In this humble guy’s opinion, ‘good theatre’ should entertain an audience while ‘great theatre’ should entertain and teach us something extremely important about the human condition.
For me, playwright J. T. Rogers has created great theatre with ‘Oslo’, but it is a text richly laden with dialogue so the audience will have to pay close and careful attention. Under Joel Greenberg’s astutely-handled direction, thirteen actors channel emotional and passionate driven performances highlighting the first-ever peace deal between the State of Israel and the Palestine Liberation Organization. (PLO).Read More

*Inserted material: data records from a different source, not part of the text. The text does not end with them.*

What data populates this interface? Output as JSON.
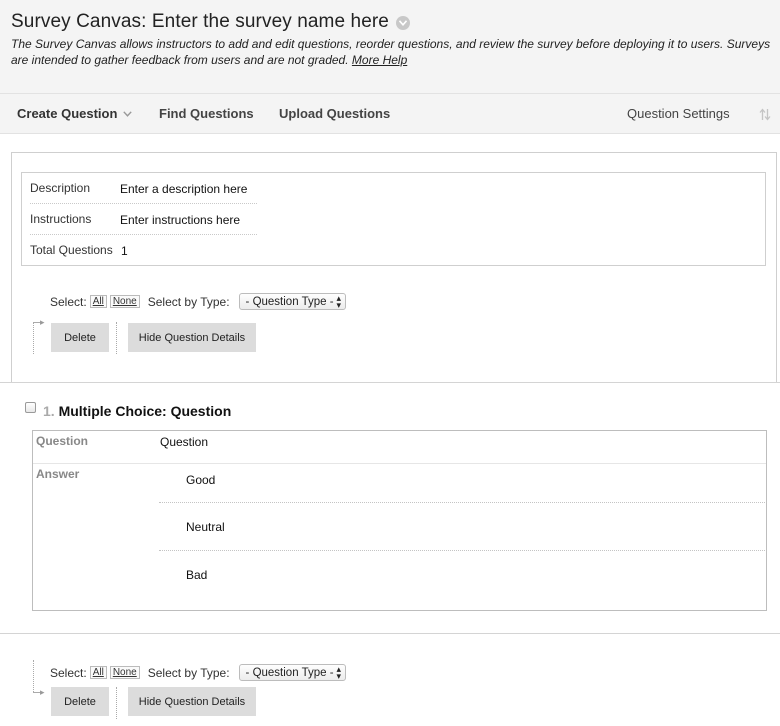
{
  "header": {
    "title": "Survey Canvas: Enter the survey name here",
    "intro": "The Survey Canvas allows instructors to add and edit questions, reorder questions, and review the survey before deploying it to users. Surveys are intended to gather feedback from users and are not graded.",
    "more_help": "More Help"
  },
  "toolbar": {
    "create_question": "Create Question",
    "find_questions": "Find Questions",
    "upload_questions": "Upload Questions",
    "question_settings": "Question Settings"
  },
  "info": {
    "description_label": "Description",
    "description_value": "Enter a description here",
    "instructions_label": "Instructions",
    "instructions_value": "Enter instructions here",
    "total_label": "Total Questions",
    "total_value": "1"
  },
  "selection": {
    "select_label": "Select:",
    "all": "All",
    "none": "None",
    "type_label": "Select by Type:",
    "type_value": "- Question Type -"
  },
  "actions": {
    "delete": "Delete",
    "hide_details": "Hide Question Details"
  },
  "question": {
    "number": "1.",
    "title": "Multiple Choice: Question",
    "question_label": "Question",
    "question_text": "Question",
    "answer_label": "Answer",
    "answers": [
      "Good",
      "Neutral",
      "Bad"
    ]
  }
}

Serendipity or the theatre gods must have been at work when I was in Montreal in mid February and saw that Rick Miller was in previews for his production of ‘Boom X’ at the Segal Centre. Back in 2008 when I was still teaching before retirement, I had attended a performance of Rick’s MacHomer: The Simpsons Do Macbeth at Toronto’s Massey Hall, was captivated by his vocal prowess and thought, “Here’s my hook for kids” to get into Shakespeare’s play of witchcraft and murder since the television series was at its’ height of popularity. I met Rick after the show and learned he also performed a condensed version of the play to high school students.Read More

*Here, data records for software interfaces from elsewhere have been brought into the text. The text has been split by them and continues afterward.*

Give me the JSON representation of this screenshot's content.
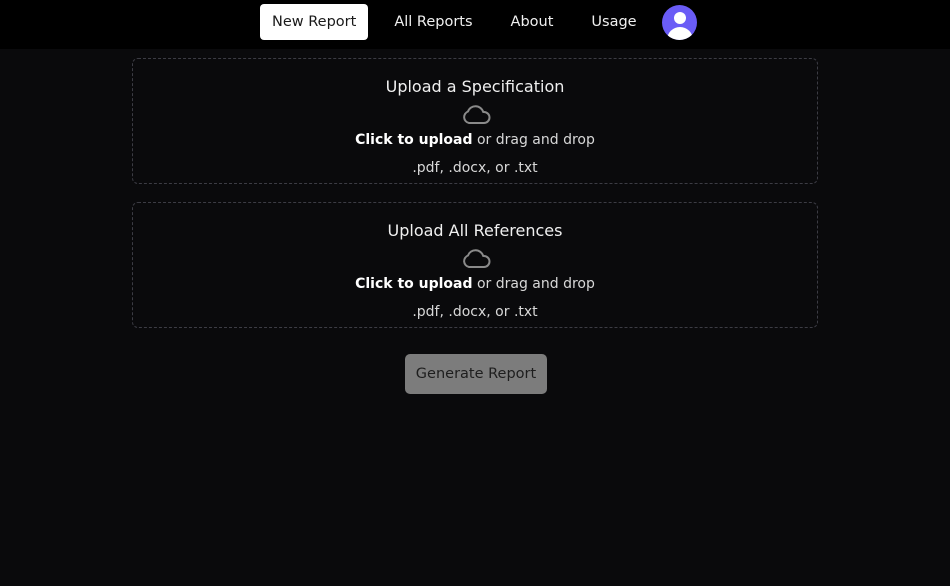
{
  "nav": {
    "items": [
      {
        "label": "New Report",
        "active": true
      },
      {
        "label": "All Reports",
        "active": false
      },
      {
        "label": "About",
        "active": false
      },
      {
        "label": "Usage",
        "active": false
      }
    ],
    "avatar_icon": "user-avatar-icon",
    "avatar_color": "#6a5cf6"
  },
  "uploads": [
    {
      "title": "Upload a Specification",
      "icon": "cloud-icon",
      "action_strong": "Click to upload",
      "action_rest": " or drag and drop",
      "types": ".pdf, .docx, or .txt"
    },
    {
      "title": "Upload All References",
      "icon": "cloud-icon",
      "action_strong": "Click to upload",
      "action_rest": " or drag and drop",
      "types": ".pdf, .docx, or .txt"
    }
  ],
  "generate_button": {
    "label": "Generate Report"
  }
}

Both gripping and riveting, the Montreal Centaur Theatre’s opening night production of Kate Hennig’s ‘The Last Wife’ soared to great heights thanks to a carefully crafted and nuanced vision by director Eda Holmes, and a cast of solid performers who captured a sense of dignity of these British historical characters even in their moments of passion, abuse, confrontation and betrayal. I had the opportunity to see ‘The Last Wife’ at Toronto’s Soulpepper Theatre and was certainly looking forward to re-visiting this story once again especially in a company world renowned as the Centaur.Read More
‘Come From Away’ is billed as the remarkable true story, and that it most certainly is. What made this story remarkable for me when I first saw it was its’ belief in the triumphant and restoring human spirit of kindness and compassion of the people in Gander, Newfoundland, to the stranded passengers on thirty-eight planes on September 11, 2001. The spirit of goodwill, kindness and compassion still transcends throughout the entire Canadian production.

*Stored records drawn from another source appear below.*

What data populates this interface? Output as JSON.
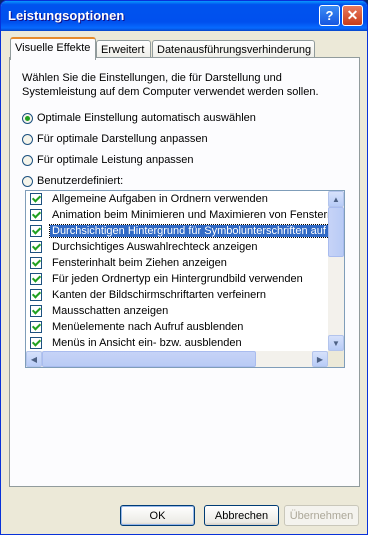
{
  "window": {
    "title": "Leistungsoptionen",
    "help_glyph": "?",
    "close_glyph": "✕"
  },
  "tabs": [
    {
      "label": "Visuelle Effekte",
      "active": true
    },
    {
      "label": "Erweitert",
      "active": false
    },
    {
      "label": "Datenausführungsverhinderung",
      "active": false
    }
  ],
  "description": "Wählen Sie die Einstellungen, die für Darstellung und Systemleistung auf dem Computer verwendet werden sollen.",
  "radios": [
    {
      "label": "Optimale Einstellung automatisch auswählen",
      "selected": true
    },
    {
      "label": "Für optimale Darstellung anpassen",
      "selected": false
    },
    {
      "label": "Für optimale Leistung anpassen",
      "selected": false
    },
    {
      "label": "Benutzerdefiniert:",
      "selected": false
    }
  ],
  "effects": [
    {
      "label": "Allgemeine Aufgaben in Ordnern verwenden",
      "checked": true
    },
    {
      "label": "Animation beim Minimieren und Maximieren von Fenstern",
      "checked": true
    },
    {
      "label": "Durchsichtigen Hintergrund für Symbolunterschriften auf d",
      "checked": true,
      "selected": true
    },
    {
      "label": "Durchsichtiges Auswahlrechteck anzeigen",
      "checked": true
    },
    {
      "label": "Fensterinhalt beim Ziehen anzeigen",
      "checked": true
    },
    {
      "label": "Für jeden Ordnertyp ein Hintergrundbild verwenden",
      "checked": true
    },
    {
      "label": "Kanten der Bildschirmschriftarten verfeinern",
      "checked": true
    },
    {
      "label": "Mausschatten anzeigen",
      "checked": true
    },
    {
      "label": "Menüelemente nach Aufruf ausblenden",
      "checked": true
    },
    {
      "label": "Menüs in Ansicht ein- bzw. ausblenden",
      "checked": true
    }
  ],
  "scrollbar_glyphs": {
    "up": "▲",
    "down": "▼",
    "left": "◀",
    "right": "▶"
  },
  "buttons": {
    "ok": "OK",
    "cancel": "Abbrechen",
    "apply": "Übernehmen"
  },
  "colors": {
    "titlebar": "#0053ee",
    "selection": "#316ac5",
    "check": "#21a121",
    "tab_highlight": "#e68b2c"
  }
}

Is it still remarkable? Yes. Did it bring a tear to my eye? Yes. Is it a story that needs to be seen again? Yes, especially given the tempestuous times in which we now find ourselves worldwide. ‘Come From Away’ continues to touch deep to the very core of who we are as human beings and what we can do under the most horrifying and terrifying of circumstances.Read More
I had the opportunity to see Kate Henning’s extraordinary The Last Wife in 2017 at Soulpepper and was marvellously drawn back into the Tudor world and its events of the court of Henry VIII, Katherine Parr, his surviving wife and Henry’s three children from various wives – Mary, Bess (later Queen Elizabeth I) and Edward. I’ve always held a fascination with the world of the Tudors and found that Ms. Henning’s text completely captivated my attention.
For one, I liked the fact the story is told in ‘modern English’ as it was easy to follow the events of the plot since I remember a great deal of them from studies during my undergraduate years and in teaching English language and literature to secondary school students. When I had read that Ms. Henning was completing a trilogy of the story, I was looking forward to continuing the journey with the characters. The fact the second part would be directed by Alan Dilworth with Ms. Watson returning was a bonus.Read More
I wanted so very much for the North American/world premiere opening night of ‘Rose’ to soar through the rafters of Baillie Theatre.
Well, it didn’t completely reach that height for me except for the ‘eleven o’clock’ showstopping number in the second act by a completely believable and touching Hailey Gillis as the title character.Read More